(Data about app and page elements)

+--

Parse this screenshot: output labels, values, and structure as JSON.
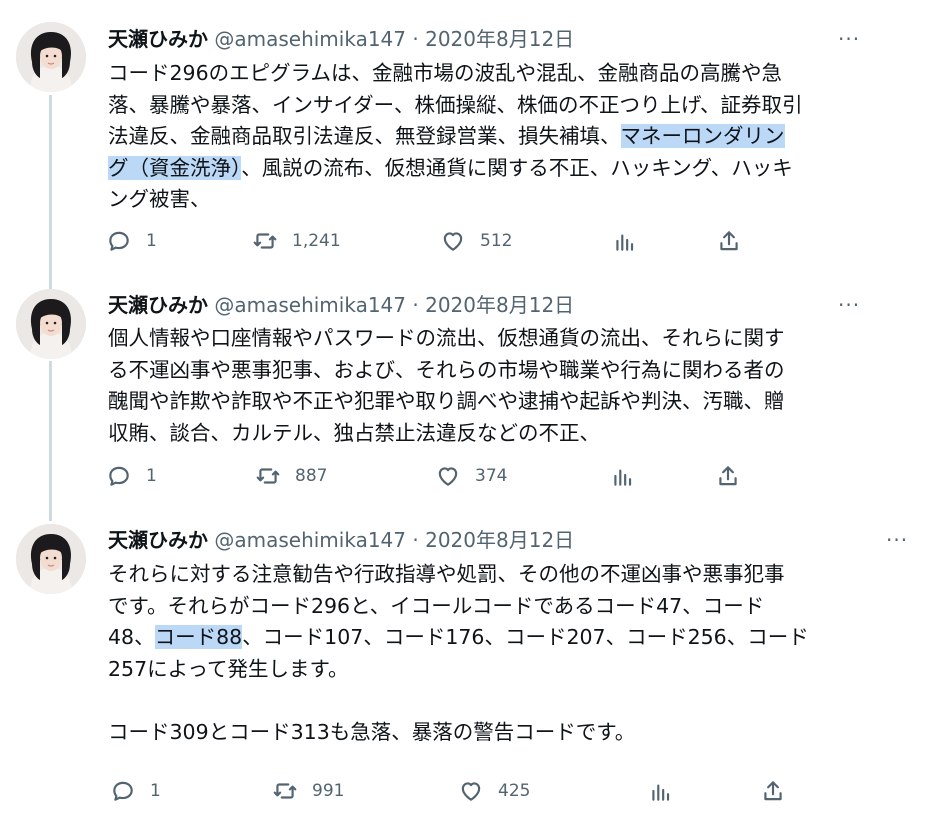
{
  "tweets": [
    {
      "name": "天瀬ひみか",
      "handle": "@amasehimika147",
      "sep": " · ",
      "date": "2020年8月12日",
      "more": "···",
      "lines": [
        [
          {
            "t": "コード296のエピグラムは、金融市場の波乱や混乱、金融商品の高騰や急"
          }
        ],
        [
          {
            "t": "落、暴騰や暴落、インサイダー、株価操縦、株価の不正つり上げ、証券取引"
          }
        ],
        [
          {
            "t": "法違反、金融商品取引法違反、無登録営業、損失補填、"
          },
          {
            "t": "マネーロンダリン",
            "hl": true
          }
        ],
        [
          {
            "t": "グ（資金洗浄）",
            "hl": true
          },
          {
            "t": "、風説の流布、仮想通貨に関する不正、ハッキング、ハッキ"
          }
        ],
        [
          {
            "t": "ング被害、"
          }
        ]
      ],
      "reply": "1",
      "retweet": "1,241",
      "like": "512"
    },
    {
      "name": "天瀬ひみか",
      "handle": "@amasehimika147",
      "sep": " · ",
      "date": "2020年8月12日",
      "more": "···",
      "lines": [
        [
          {
            "t": "個人情報や口座情報やパスワードの流出、仮想通貨の流出、それらに関す"
          }
        ],
        [
          {
            "t": "る不運凶事や悪事犯事、および、それらの市場や職業や行為に関わる者の"
          }
        ],
        [
          {
            "t": "醜聞や詐欺や詐取や不正や犯罪や取り調べや逮捕や起訴や判決、汚職、贈"
          }
        ],
        [
          {
            "t": "収賄、談合、カルテル、独占禁止法違反などの不正、"
          }
        ]
      ],
      "reply": "1",
      "retweet": "887",
      "like": "374"
    },
    {
      "name": "天瀬ひみか",
      "handle": "@amasehimika147",
      "sep": " · ",
      "date": "2020年8月12日",
      "more": "···",
      "lines": [
        [
          {
            "t": "それらに対する注意勧告や行政指導や処罰、その他の不運凶事や悪事犯事"
          }
        ],
        [
          {
            "t": "です。それらがコード296と、イコールコードであるコード47、コード"
          }
        ],
        [
          {
            "t": "48、"
          },
          {
            "t": "コード88",
            "hl": true
          },
          {
            "t": "、コード107、コード176、コード207、コード256、コード"
          }
        ],
        [
          {
            "t": "257によって発生します。"
          }
        ],
        [],
        [
          {
            "t": "コード309とコード313も急落、暴落の警告コードです。"
          }
        ]
      ],
      "reply": "1",
      "retweet": "991",
      "like": "425"
    }
  ],
  "colors": {
    "text": "#0f1419",
    "secondary": "#536471",
    "highlight": "#bcd8f7",
    "thread_line": "#cfd9de"
  },
  "icons": [
    "reply-icon",
    "retweet-icon",
    "like-icon",
    "analytics-icon",
    "share-icon"
  ]
}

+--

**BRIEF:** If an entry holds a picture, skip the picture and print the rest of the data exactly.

**THE ANSWER:**
Parse this screenshot: output labels, values, and structure as JSON.
{
  "tweets": [
    {
      "name": "天瀬ひみか",
      "handle": "@amasehimika147",
      "sep": " · ",
      "date": "2020年8月12日",
      "more": "···",
      "lines": [
        [
          {
            "t": "コード296のエピグラムは、金融市場の波乱や混乱、金融商品の高騰や急"
          }
        ],
        [
          {
            "t": "落、暴騰や暴落、インサイダー、株価操縦、株価の不正つり上げ、証券取引"
          }
        ],
        [
          {
            "t": "法違反、金融商品取引法違反、無登録営業、損失補填、"
          },
          {
            "t": "マネーロンダリン",
            "hl": true
          }
        ],
        [
          {
            "t": "グ（資金洗浄）",
            "hl": true
          },
          {
            "t": "、風説の流布、仮想通貨に関する不正、ハッキング、ハッキ"
          }
        ],
        [
          {
            "t": "ング被害、"
          }
        ]
      ],
      "reply": "1",
      "retweet": "1,241",
      "like": "512"
    },
    {
      "name": "天瀬ひみか",
      "handle": "@amasehimika147",
      "sep": " · ",
      "date": "2020年8月12日",
      "more": "···",
      "lines": [
        [
          {
            "t": "個人情報や口座情報やパスワードの流出、仮想通貨の流出、それらに関す"
          }
        ],
        [
          {
            "t": "る不運凶事や悪事犯事、および、それらの市場や職業や行為に関わる者の"
          }
        ],
        [
          {
            "t": "醜聞や詐欺や詐取や不正や犯罪や取り調べや逮捕や起訴や判決、汚職、贈"
          }
        ],
        [
          {
            "t": "収賄、談合、カルテル、独占禁止法違反などの不正、"
          }
        ]
      ],
      "reply": "1",
      "retweet": "887",
      "like": "374"
    },
    {
      "name": "天瀬ひみか",
      "handle": "@amasehimika147",
      "sep": " · ",
      "date": "2020年8月12日",
      "more": "···",
      "lines": [
        [
          {
            "t": "それらに対する注意勧告や行政指導や処罰、その他の不運凶事や悪事犯事"
          }
        ],
        [
          {
            "t": "です。それらがコード296と、イコールコードであるコード47、コード"
          }
        ],
        [
          {
            "t": "48、"
          },
          {
            "t": "コード88",
            "hl": true
          },
          {
            "t": "、コード107、コード176、コード207、コード256、コード"
          }
        ],
        [
          {
            "t": "257によって発生します。"
          }
        ],
        [],
        [
          {
            "t": "コード309とコード313も急落、暴落の警告コードです。"
          }
        ]
      ],
      "reply": "1",
      "retweet": "991",
      "like": "425"
    }
  ],
  "colors": {
    "text": "#0f1419",
    "secondary": "#536471",
    "highlight": "#bcd8f7",
    "thread_line": "#cfd9de"
  },
  "icons": [
    "reply-icon",
    "retweet-icon",
    "like-icon",
    "analytics-icon",
    "share-icon"
  ]
}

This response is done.